Ginna's Quick Guide to Ceramics


stoneware cupStoneware is most often encountered by hobbyists in the form of hand-built or hand-thrown pottery. (We do not generally fire stoneware.)

Stoneware is fired much hotter than earthenware. It matures between Cone 8 and Cone 11 (1200—1315C / 2200—2400F). In essence, it is man-made stone. This concise definition is from the Combined Nomenclature of the European Communities, which states:

"Stoneware, which, though dense, impermeable and hard enough to resist scratching by a steel point, differs from porcelain because it is more opaque, and normally only partially vitrified. It may be vitreous or semi-vitreous. It is usually coloured grey or brownish because of impurities in the clay used for its manufacture, and is normally glazed."

(In contrast, earthenware is fired at lower temperatures, is not impervious to liquids, and can be scratched by metal.)

Firing a piece of pottery to too high a temperature will result in warping or melting. Vitreous clay bodies can be made at different temperatures ranges, but they are typically fired in the stoneware/porcelain range.

Fired stoneware absorbs up to 5% water, porcelain 0%, and earthenware up to 10%. Earthenware, when moist, is typically not freeze resistant.

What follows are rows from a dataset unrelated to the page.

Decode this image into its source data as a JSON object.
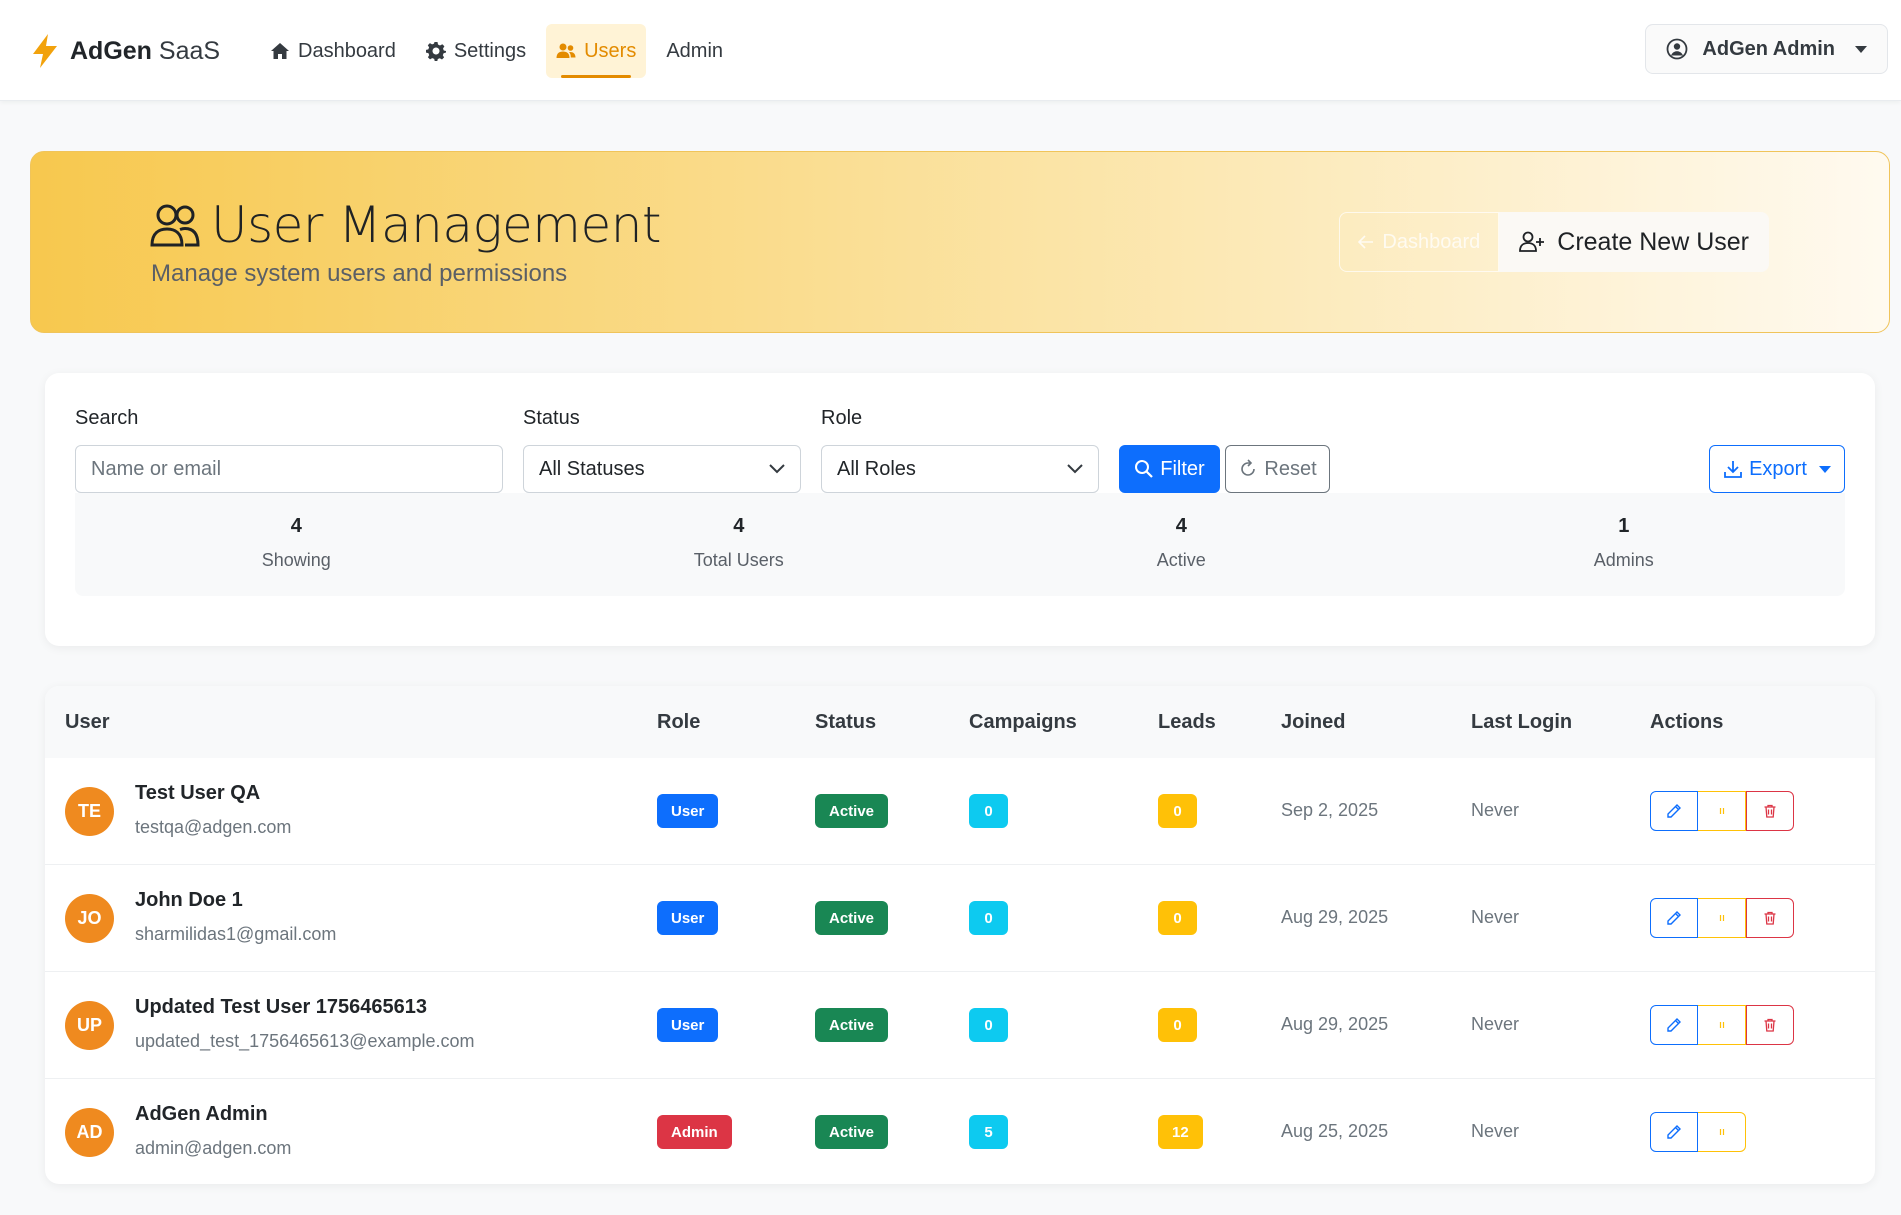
{
  "brand": {
    "name_bold": "AdGen",
    "name_light": "SaaS"
  },
  "nav": [
    {
      "label": "Dashboard",
      "icon": "home-icon"
    },
    {
      "label": "Settings",
      "icon": "gear-icon"
    },
    {
      "label": "Users",
      "icon": "users-icon",
      "active": true
    },
    {
      "label": "Admin",
      "icon": ""
    }
  ],
  "user_menu": {
    "label": "AdGen Admin"
  },
  "hero": {
    "title": "User Management",
    "subtitle": "Manage system users and permissions",
    "back_label": "Dashboard",
    "create_label": "Create New User"
  },
  "filters": {
    "search_label": "Search",
    "search_placeholder": "Name or email",
    "status_label": "Status",
    "status_value": "All Statuses",
    "role_label": "Role",
    "role_value": "All Roles",
    "filter_btn": "Filter",
    "reset_btn": "Reset",
    "export_btn": "Export"
  },
  "stats": [
    {
      "value": "4",
      "label": "Showing"
    },
    {
      "value": "4",
      "label": "Total Users"
    },
    {
      "value": "4",
      "label": "Active"
    },
    {
      "value": "1",
      "label": "Admins"
    }
  ],
  "table": {
    "headers": {
      "user": "User",
      "role": "Role",
      "status": "Status",
      "campaigns": "Campaigns",
      "leads": "Leads",
      "joined": "Joined",
      "last_login": "Last Login",
      "actions": "Actions"
    },
    "rows": [
      {
        "initials": "TE",
        "name": "Test User QA",
        "email": "testqa@adgen.com",
        "role": "User",
        "status": "Active",
        "campaigns": "0",
        "leads": "0",
        "joined": "Sep 2, 2025",
        "last_login": "Never"
      },
      {
        "initials": "JO",
        "name": "John Doe 1",
        "email": "sharmilidas1@gmail.com",
        "role": "User",
        "status": "Active",
        "campaigns": "0",
        "leads": "0",
        "joined": "Aug 29, 2025",
        "last_login": "Never"
      },
      {
        "initials": "UP",
        "name": "Updated Test User 1756465613",
        "email": "updated_test_1756465613@example.com",
        "role": "User",
        "status": "Active",
        "campaigns": "0",
        "leads": "0",
        "joined": "Aug 29, 2025",
        "last_login": "Never"
      },
      {
        "initials": "AD",
        "name": "AdGen Admin",
        "email": "admin@adgen.com",
        "role": "Admin",
        "status": "Active",
        "campaigns": "5",
        "leads": "12",
        "joined": "Aug 25, 2025",
        "last_login": "Never"
      }
    ]
  },
  "colors": {
    "accent": "#e38b00",
    "primary": "#0d6efd",
    "success": "#198754",
    "danger": "#dc3545",
    "info": "#0dcaf0",
    "warning": "#ffc107",
    "avatar": "#ef8a1f"
  }
}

Clay refers to group of minerals that generally exhibit plasticity when mixed with water, and which chemically primarily consist of alumina and silica. Different kinds of clay are created by mixing additives to modify the clay and formulate it to fire at a range of temperatures.   Adapted from Wikipedia